__Work order__
In your answer, give each entry again exactly as it appears.

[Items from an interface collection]
• • • • •
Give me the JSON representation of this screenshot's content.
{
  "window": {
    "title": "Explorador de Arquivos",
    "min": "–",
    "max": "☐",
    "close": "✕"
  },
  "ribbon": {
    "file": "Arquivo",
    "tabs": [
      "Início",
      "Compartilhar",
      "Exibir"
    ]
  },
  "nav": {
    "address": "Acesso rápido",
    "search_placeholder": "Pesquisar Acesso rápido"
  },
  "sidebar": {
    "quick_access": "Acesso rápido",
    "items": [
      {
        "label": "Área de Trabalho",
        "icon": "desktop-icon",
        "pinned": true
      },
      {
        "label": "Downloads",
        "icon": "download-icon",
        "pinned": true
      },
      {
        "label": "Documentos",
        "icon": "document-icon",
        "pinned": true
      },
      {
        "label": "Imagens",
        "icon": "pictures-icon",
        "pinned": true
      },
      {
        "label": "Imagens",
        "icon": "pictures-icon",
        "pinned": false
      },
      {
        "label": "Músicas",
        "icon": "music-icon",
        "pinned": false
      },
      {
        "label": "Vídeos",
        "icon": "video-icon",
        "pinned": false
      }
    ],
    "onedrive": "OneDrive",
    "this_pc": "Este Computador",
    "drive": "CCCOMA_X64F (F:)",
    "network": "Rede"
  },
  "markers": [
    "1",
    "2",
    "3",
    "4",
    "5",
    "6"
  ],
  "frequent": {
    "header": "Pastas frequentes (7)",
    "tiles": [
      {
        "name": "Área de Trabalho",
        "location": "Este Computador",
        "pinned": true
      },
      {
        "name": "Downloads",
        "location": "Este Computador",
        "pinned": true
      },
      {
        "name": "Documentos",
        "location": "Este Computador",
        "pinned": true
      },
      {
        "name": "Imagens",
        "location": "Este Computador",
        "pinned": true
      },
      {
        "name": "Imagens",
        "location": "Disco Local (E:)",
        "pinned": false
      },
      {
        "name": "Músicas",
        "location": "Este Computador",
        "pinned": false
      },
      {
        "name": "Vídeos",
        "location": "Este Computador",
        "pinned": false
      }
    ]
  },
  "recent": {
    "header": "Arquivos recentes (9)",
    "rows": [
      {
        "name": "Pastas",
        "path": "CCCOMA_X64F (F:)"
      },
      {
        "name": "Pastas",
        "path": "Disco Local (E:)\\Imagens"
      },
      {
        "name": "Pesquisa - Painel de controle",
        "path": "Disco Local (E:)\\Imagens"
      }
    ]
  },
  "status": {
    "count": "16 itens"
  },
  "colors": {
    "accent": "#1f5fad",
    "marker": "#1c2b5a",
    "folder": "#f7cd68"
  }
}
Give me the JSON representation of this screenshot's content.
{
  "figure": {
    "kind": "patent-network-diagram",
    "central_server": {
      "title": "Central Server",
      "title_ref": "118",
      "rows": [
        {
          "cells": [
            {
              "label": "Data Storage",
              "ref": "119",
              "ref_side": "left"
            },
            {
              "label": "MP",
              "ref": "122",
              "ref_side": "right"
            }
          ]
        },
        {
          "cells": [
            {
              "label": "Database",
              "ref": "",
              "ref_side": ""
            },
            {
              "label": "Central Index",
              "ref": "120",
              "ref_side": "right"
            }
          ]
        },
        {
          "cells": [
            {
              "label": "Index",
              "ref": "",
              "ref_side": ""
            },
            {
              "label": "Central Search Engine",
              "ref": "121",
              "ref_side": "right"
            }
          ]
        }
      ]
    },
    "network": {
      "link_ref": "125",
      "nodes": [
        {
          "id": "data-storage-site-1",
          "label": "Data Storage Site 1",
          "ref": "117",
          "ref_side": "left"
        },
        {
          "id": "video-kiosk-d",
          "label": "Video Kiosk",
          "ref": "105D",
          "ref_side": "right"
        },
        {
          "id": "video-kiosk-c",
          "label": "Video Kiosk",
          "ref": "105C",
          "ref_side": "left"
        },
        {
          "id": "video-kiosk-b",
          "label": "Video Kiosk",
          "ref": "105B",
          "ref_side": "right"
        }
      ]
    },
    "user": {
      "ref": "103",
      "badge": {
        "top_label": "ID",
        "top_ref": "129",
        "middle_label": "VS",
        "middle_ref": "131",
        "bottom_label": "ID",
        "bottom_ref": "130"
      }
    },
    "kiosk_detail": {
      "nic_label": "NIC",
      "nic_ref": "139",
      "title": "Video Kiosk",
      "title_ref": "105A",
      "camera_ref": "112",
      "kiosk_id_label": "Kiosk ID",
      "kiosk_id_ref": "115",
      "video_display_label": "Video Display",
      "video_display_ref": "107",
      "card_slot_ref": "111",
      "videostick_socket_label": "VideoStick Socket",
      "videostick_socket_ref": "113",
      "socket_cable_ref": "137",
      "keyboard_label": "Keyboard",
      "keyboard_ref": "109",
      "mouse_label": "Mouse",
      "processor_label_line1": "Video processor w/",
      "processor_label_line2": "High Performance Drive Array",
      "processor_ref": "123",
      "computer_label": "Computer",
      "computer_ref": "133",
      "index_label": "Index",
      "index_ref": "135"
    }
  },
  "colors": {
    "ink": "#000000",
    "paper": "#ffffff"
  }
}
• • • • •
__Response__
Give me the JSON representation of this screenshot's content.
{
  "window": {
    "title": "Explorador de Arquivos",
    "min": "–",
    "max": "☐",
    "close": "✕"
  },
  "ribbon": {
    "file": "Arquivo",
    "tabs": [
      "Início",
      "Compartilhar",
      "Exibir"
    ]
  },
  "nav": {
    "address": "Acesso rápido",
    "search_placeholder": "Pesquisar Acesso rápido"
  },
  "sidebar": {
    "quick_access": "Acesso rápido",
    "items": [
      {
        "label": "Área de Trabalho",
        "icon": "desktop-icon",
        "pinned": true
      },
      {
        "label": "Downloads",
        "icon": "download-icon",
        "pinned": true
      },
      {
        "label": "Documentos",
        "icon": "document-icon",
        "pinned": true
      },
      {
        "label": "Imagens",
        "icon": "pictures-icon",
        "pinned": true
      },
      {
        "label": "Imagens",
        "icon": "pictures-icon",
        "pinned": false
      },
      {
        "label": "Músicas",
        "icon": "music-icon",
        "pinned": false
      },
      {
        "label": "Vídeos",
        "icon": "video-icon",
        "pinned": false
      }
    ],
    "onedrive": "OneDrive",
    "this_pc": "Este Computador",
    "drive": "CCCOMA_X64F (F:)",
    "network": "Rede"
  },
  "markers": [
    "1",
    "2",
    "3",
    "4",
    "5",
    "6"
  ],
  "frequent": {
    "header": "Pastas frequentes (7)",
    "tiles": [
      {
        "name": "Área de Trabalho",
        "location": "Este Computador",
        "pinned": true
      },
      {
        "name": "Downloads",
        "location": "Este Computador",
        "pinned": true
      },
      {
        "name": "Documentos",
        "location": "Este Computador",
        "pinned": true
      },
      {
        "name": "Imagens",
        "location": "Este Computador",
        "pinned": true
      },
      {
        "name": "Imagens",
        "location": "Disco Local (E:)",
        "pinned": false
      },
      {
        "name": "Músicas",
        "location": "Este Computador",
        "pinned": false
      },
      {
        "name": "Vídeos",
        "location": "Este Computador",
        "pinned": false
      }
    ]
  },
  "recent": {
    "header": "Arquivos recentes (9)",
    "rows": [
      {
        "name": "Pastas",
        "path": "CCCOMA_X64F (F:)"
      },
      {
        "name": "Pastas",
        "path": "Disco Local (E:)\\Imagens"
      },
      {
        "name": "Pesquisa - Painel de controle",
        "path": "Disco Local (E:)\\Imagens"
      }
    ]
  },
  "status": {
    "count": "16 itens"
  },
  "colors": {
    "accent": "#1f5fad",
    "marker": "#1c2b5a",
    "folder": "#f7cd68"
  }
}
Give me the JSON representation of this screenshot's content.
{
  "figure": {
    "kind": "patent-network-diagram",
    "central_server": {
      "title": "Central Server",
      "title_ref": "118",
      "rows": [
        {
          "cells": [
            {
              "label": "Data Storage",
              "ref": "119",
              "ref_side": "left"
            },
            {
              "label": "MP",
              "ref": "122",
              "ref_side": "right"
            }
          ]
        },
        {
          "cells": [
            {
              "label": "Database",
              "ref": "",
              "ref_side": ""
            },
            {
              "label": "Central Index",
              "ref": "120",
              "ref_side": "right"
            }
          ]
        },
        {
          "cells": [
            {
              "label": "Index",
              "ref": "",
              "ref_side": ""
            },
            {
              "label": "Central Search Engine",
              "ref": "121",
              "ref_side": "right"
            }
          ]
        }
      ]
    },
    "network": {
      "link_ref": "125",
      "nodes": [
        {
          "id": "data-storage-site-1",
          "label": "Data Storage Site 1",
          "ref": "117",
          "ref_side": "left"
        },
        {
          "id": "video-kiosk-d",
          "label": "Video Kiosk",
          "ref": "105D",
          "ref_side": "right"
        },
        {
          "id": "video-kiosk-c",
          "label": "Video Kiosk",
          "ref": "105C",
          "ref_side": "left"
        },
        {
          "id": "video-kiosk-b",
          "label": "Video Kiosk",
          "ref": "105B",
          "ref_side": "right"
        }
      ]
    },
    "user": {
      "ref": "103",
      "badge": {
        "top_label": "ID",
        "top_ref": "129",
        "middle_label": "VS",
        "middle_ref": "131",
        "bottom_label": "ID",
        "bottom_ref": "130"
      }
    },
    "kiosk_detail": {
      "nic_label": "NIC",
      "nic_ref": "139",
      "title": "Video Kiosk",
      "title_ref": "105A",
      "camera_ref": "112",
      "kiosk_id_label": "Kiosk ID",
      "kiosk_id_ref": "115",
      "video_display_label": "Video Display",
      "video_display_ref": "107",
      "card_slot_ref": "111",
      "videostick_socket_label": "VideoStick Socket",
      "videostick_socket_ref": "113",
      "socket_cable_ref": "137",
      "keyboard_label": "Keyboard",
      "keyboard_ref": "109",
      "mouse_label": "Mouse",
      "processor_label_line1": "Video processor w/",
      "processor_label_line2": "High Performance Drive Array",
      "processor_ref": "123",
      "computer_label": "Computer",
      "computer_ref": "133",
      "index_label": "Index",
      "index_ref": "135"
    }
  },
  "colors": {
    "ink": "#000000",
    "paper": "#ffffff"
  }
}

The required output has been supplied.